Data about app and page elements
▬▬▬▬▬▬
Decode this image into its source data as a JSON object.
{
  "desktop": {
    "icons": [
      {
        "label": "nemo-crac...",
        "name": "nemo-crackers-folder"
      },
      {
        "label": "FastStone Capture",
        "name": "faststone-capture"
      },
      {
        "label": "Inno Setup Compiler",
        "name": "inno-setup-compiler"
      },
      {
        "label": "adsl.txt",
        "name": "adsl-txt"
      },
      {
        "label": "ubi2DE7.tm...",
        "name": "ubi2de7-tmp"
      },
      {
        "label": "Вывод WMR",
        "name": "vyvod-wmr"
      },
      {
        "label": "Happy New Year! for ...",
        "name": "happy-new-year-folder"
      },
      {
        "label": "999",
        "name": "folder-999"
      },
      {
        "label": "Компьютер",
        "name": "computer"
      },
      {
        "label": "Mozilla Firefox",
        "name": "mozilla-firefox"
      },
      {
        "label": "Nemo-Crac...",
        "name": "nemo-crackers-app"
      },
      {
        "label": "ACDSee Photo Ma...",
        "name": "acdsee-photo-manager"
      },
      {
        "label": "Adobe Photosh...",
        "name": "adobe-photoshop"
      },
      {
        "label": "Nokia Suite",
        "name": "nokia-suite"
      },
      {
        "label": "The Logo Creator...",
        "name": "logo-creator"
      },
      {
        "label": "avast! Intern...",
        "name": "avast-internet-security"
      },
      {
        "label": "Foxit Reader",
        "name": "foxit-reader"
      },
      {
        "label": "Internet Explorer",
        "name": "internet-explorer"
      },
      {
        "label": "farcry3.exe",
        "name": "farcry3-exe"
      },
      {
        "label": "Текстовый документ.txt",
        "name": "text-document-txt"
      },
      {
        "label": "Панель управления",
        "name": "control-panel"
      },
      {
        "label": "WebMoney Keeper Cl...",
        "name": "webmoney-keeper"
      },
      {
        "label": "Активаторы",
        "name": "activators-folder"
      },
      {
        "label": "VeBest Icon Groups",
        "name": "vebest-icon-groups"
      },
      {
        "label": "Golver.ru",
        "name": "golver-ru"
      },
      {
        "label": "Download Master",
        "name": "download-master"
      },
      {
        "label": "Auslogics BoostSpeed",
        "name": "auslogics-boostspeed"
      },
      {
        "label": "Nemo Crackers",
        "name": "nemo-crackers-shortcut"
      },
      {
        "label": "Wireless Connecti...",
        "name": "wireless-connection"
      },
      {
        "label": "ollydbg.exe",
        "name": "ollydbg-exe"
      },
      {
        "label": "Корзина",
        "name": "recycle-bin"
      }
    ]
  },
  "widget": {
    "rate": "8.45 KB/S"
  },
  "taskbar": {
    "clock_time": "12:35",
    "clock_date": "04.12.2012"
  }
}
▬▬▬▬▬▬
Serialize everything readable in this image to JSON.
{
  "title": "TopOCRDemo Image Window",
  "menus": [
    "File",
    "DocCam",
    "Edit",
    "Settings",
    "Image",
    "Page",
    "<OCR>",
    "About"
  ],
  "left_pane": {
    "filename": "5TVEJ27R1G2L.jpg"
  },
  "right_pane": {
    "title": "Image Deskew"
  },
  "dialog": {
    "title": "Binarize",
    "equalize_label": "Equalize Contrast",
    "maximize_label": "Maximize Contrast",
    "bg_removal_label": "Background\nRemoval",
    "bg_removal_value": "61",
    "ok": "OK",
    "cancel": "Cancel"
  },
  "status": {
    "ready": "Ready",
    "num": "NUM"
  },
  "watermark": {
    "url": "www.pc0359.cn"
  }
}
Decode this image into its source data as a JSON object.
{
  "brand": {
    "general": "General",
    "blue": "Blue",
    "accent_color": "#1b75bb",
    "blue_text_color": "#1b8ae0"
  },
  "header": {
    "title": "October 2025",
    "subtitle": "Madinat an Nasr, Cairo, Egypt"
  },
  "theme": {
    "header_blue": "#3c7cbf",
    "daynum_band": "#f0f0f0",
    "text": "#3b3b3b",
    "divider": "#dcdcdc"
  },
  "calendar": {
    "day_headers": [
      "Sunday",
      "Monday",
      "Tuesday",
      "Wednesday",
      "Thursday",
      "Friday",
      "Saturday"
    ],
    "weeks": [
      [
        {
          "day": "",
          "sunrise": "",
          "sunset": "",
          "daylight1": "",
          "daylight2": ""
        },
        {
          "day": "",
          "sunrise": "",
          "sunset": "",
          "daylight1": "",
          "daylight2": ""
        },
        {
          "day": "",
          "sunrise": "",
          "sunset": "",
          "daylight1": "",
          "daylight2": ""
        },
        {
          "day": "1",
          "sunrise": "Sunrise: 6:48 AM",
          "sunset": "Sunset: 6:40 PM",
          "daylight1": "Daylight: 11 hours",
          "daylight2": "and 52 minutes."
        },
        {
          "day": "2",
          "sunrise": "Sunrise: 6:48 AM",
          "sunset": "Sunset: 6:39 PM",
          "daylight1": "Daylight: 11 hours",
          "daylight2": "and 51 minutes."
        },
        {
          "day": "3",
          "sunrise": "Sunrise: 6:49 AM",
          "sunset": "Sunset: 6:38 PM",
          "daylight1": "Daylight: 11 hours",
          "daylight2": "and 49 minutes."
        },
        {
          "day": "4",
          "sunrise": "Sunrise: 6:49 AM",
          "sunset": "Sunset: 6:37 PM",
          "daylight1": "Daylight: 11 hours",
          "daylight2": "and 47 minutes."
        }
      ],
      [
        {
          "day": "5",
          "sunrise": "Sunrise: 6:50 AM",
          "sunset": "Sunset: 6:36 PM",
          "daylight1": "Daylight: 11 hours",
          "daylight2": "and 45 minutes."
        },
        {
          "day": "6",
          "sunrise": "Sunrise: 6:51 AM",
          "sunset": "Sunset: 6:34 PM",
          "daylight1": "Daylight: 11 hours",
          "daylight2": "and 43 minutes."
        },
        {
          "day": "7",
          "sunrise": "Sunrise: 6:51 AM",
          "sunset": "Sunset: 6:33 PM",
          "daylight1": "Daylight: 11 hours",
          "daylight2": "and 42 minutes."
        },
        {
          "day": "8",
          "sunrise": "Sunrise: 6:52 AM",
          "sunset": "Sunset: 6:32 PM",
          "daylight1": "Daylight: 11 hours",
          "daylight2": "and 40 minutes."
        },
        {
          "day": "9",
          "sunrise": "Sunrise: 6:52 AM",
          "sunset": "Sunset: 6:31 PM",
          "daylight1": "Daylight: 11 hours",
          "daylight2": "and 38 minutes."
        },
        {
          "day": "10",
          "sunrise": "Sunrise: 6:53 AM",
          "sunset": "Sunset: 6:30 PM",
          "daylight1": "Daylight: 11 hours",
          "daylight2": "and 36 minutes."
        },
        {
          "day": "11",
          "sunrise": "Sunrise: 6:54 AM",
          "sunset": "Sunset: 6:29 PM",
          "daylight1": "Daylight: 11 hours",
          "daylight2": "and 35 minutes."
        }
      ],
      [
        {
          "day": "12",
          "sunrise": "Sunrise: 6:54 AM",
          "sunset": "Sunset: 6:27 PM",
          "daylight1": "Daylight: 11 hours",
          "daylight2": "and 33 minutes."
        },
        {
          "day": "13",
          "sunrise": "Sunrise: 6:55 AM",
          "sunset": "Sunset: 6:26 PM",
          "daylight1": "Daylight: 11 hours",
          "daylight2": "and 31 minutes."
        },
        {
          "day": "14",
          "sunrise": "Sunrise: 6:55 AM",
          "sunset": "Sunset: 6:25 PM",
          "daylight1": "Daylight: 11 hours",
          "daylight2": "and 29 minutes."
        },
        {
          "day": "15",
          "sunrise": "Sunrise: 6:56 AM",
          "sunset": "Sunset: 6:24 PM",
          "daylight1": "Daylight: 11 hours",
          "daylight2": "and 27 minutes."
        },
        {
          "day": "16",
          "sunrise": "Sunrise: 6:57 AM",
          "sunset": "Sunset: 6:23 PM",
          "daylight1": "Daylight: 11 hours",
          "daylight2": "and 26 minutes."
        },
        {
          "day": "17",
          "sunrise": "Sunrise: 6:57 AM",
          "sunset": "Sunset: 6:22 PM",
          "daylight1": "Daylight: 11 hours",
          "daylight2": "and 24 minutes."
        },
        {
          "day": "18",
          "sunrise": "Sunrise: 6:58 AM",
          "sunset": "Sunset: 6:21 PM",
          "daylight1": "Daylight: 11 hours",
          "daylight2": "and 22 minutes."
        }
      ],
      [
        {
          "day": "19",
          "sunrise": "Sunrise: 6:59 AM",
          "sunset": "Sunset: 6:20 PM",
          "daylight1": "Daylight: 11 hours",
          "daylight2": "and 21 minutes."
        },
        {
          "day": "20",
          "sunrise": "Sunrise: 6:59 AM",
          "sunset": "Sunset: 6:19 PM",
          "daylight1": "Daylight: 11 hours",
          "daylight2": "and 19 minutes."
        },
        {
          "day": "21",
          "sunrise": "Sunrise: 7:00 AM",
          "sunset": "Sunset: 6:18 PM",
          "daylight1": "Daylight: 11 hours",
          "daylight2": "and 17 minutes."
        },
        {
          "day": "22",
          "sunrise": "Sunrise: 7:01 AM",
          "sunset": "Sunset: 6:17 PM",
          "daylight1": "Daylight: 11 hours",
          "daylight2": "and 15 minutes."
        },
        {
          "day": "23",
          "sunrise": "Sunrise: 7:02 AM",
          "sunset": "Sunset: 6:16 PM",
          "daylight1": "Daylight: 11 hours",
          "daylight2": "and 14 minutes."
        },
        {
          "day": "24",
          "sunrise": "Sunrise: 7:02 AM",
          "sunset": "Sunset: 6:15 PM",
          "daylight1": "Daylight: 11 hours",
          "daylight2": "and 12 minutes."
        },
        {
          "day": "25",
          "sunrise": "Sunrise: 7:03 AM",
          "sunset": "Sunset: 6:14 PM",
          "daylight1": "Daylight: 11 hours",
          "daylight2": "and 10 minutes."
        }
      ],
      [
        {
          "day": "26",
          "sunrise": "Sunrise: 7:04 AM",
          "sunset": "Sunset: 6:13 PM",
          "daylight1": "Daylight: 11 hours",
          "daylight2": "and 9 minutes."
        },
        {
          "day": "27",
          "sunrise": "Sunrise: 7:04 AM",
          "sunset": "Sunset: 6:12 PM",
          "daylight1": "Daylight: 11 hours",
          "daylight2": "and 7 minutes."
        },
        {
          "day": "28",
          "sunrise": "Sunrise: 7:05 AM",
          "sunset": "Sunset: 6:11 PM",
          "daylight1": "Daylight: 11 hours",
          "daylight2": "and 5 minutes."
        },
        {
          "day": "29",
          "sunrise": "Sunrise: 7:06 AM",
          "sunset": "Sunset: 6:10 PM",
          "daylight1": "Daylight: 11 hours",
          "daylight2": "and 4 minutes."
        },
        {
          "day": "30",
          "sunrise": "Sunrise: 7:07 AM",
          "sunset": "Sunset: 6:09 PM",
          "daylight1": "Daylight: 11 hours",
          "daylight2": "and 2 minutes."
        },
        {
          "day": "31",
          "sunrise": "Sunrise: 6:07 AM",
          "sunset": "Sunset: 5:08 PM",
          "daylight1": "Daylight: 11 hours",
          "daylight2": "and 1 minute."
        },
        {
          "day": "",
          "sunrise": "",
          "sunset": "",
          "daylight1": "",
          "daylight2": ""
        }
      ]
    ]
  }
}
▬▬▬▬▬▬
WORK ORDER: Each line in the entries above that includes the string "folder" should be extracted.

RESPONSE AREA:
        "name": "nemo-crackers-folder"
        "name": "happy-new-year-folder"
        "name": "folder-999"
        "name": "activators-folder"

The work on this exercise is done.